    • Hot glue gun
    • Pliers

The phonograph is one of many inventions that history chalks up to the illustrious Thomas Edison. His invention was the first that could record and playback sound, originally playing from cylinders. He came up with the zigzag pattern that you still see in record grooves today, which are simply fascinating to see up close. The tooth phonograph is a way for us to access the physical nature of the record in a very visceral way. If you want to check out another way to listen to music through your teeth, you should also check out the "Bite-Sized Boombox."

Let's get those LPs spinning!

Step 1: Cut a Cardboard Base

Trace on of your records including the central hole on a piece of cardboard. Use an X-acto blade to cut along the perimeter, and cut an "X" where the central hole is.

Most records that are meant to spun at 33 1/3 rpm are approximately 16", and this is what you'll mostly find out there. However, the evolution of the physical record in all its sizes, grooves, and playing speeds is absolutely fascinating, and is worth a read.

Step 2: Spear With Pencil

Number 2 pencils are your number one spindle. Slide one through the central "X" you cut in the cardboard and add some hot blue on the bottom (toward the pointy end) to keep it in place. You can also add some rubber band wrapped around to add a physical stop as well to keep your cardboard level.

Step 3: Throw a Record On

I found that the spindle hole in a record is just small enough that you first have to remove the metal eraser holder with a pair of pliers. After that, you should be able to slide records on and off the cardboard base with a little friction to hold it in place. Take it for a spin!

Step 4: Make Your Bite Stick

Take the skinny dowel or shish kabob stick, and tape your needle to the end of it. You can play with the angle of the two, but I found the best for me was to make them parallel. The tighter you tape it, the clearer the sound you'll get.

If you're doing this with a group of people, each can make their own bite stick, and you can actually have multiple people listening to a record at once, all different parts at the same time!

Step 5: Spin That Music!

You're ready to jam! Or at least explore some science. Take your record for a spin, put in some ear plugs, bite down on the dowel, and let the needle drag through the grooves. It may take a while to get everything just right to hear a whole song, but hand-spun melodies will be popping in to your head in no time!

Here are a couple tips in starting off, but of course, experiment on your own:

  • For even better sound, plug your ears with both hands, and have a friend spin the record
  • Don't put your hand on the bite stick, or it will take away a lot of the vibration
  • Place the needle on the side of the record so that spinning drags it away from you.
  • If you're not hearing music, try a skinnier needle that will fit in the grooves.

And here are some things to play with:

  • Try spinning at different speeds. What happens to the music?
  • Try spinning it backwards? What happens then?
  • Try different parts of the record to find different tracks
  • To go further, you can build a structure to hold the pencil upright
  • Also, you can tape a needle to a cup to get the music to play out loud

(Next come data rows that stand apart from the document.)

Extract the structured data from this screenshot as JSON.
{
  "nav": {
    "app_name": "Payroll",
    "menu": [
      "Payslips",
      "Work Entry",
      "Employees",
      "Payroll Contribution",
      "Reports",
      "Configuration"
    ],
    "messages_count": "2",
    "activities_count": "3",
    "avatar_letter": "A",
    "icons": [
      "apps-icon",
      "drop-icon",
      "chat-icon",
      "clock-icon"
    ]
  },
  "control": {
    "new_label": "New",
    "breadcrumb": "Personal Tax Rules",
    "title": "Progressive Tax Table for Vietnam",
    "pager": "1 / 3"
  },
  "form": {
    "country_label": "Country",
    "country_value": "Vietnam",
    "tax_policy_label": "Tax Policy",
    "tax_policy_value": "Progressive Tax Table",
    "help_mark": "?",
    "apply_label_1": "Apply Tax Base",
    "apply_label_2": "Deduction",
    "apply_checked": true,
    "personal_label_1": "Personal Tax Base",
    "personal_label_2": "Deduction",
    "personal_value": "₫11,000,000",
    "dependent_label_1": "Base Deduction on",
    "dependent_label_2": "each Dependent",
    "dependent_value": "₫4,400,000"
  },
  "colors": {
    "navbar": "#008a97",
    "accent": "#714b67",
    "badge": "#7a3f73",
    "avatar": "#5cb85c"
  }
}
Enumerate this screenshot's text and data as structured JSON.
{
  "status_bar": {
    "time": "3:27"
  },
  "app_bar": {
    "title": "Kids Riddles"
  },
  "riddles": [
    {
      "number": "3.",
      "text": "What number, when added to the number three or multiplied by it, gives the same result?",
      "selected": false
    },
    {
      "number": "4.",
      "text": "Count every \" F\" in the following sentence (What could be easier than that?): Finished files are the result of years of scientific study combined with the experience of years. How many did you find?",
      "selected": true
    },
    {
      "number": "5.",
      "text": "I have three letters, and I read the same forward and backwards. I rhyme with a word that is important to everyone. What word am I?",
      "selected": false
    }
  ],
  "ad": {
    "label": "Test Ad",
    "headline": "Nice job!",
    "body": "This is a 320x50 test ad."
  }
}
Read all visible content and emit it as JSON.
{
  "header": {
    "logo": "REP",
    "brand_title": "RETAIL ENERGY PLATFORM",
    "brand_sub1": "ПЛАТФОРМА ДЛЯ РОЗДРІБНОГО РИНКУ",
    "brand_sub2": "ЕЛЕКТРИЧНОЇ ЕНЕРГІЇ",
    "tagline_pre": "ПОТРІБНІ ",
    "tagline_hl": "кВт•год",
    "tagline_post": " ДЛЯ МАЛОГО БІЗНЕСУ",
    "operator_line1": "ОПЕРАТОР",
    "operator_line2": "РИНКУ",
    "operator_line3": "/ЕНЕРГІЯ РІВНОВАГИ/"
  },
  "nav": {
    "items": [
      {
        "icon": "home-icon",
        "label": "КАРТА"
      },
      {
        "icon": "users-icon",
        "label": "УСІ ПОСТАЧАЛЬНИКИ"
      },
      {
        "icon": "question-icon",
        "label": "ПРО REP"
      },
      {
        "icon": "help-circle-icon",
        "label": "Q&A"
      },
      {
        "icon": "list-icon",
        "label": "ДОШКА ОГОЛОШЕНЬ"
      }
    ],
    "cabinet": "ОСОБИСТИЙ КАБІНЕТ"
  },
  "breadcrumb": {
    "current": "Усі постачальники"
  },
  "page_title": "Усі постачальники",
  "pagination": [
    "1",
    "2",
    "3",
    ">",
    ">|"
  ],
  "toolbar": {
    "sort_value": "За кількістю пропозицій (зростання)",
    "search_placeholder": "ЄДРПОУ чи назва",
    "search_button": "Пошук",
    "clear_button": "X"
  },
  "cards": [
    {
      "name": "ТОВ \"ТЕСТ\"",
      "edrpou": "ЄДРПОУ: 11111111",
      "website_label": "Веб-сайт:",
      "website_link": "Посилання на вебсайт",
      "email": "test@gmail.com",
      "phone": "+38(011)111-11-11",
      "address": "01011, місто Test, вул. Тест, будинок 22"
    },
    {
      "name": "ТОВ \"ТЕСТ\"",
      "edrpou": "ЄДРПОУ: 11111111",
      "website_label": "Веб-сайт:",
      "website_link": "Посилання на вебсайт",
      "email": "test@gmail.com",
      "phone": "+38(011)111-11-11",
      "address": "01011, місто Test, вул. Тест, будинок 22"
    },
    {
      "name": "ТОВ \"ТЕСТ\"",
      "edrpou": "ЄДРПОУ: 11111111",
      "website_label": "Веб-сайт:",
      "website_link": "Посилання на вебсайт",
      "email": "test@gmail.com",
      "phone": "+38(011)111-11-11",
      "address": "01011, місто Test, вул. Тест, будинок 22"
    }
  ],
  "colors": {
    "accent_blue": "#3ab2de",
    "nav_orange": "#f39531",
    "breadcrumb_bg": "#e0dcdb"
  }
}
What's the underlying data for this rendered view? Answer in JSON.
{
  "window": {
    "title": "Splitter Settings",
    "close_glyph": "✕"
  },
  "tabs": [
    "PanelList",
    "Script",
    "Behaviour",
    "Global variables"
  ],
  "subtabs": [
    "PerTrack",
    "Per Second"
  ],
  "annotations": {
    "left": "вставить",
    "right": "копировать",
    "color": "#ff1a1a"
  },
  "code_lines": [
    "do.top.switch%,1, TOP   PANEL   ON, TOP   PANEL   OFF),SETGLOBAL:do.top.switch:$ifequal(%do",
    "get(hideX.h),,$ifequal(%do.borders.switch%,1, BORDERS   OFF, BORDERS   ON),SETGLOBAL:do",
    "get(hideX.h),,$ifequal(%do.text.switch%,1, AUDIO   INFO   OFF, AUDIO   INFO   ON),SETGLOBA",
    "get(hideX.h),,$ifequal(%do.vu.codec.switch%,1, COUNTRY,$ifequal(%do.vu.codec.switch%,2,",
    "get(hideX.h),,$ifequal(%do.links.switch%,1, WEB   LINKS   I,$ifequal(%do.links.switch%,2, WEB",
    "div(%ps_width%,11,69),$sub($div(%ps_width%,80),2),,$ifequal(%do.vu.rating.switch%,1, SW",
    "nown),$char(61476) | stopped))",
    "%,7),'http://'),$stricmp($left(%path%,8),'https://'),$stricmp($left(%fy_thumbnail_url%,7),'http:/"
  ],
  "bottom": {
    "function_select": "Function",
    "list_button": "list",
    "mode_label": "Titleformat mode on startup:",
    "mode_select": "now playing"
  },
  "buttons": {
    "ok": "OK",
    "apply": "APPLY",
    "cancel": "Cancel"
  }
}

I'd love to hear what you do with yours! Write in the comments below, and I'll respond! Have fun, rock out, and as always, keep exploring.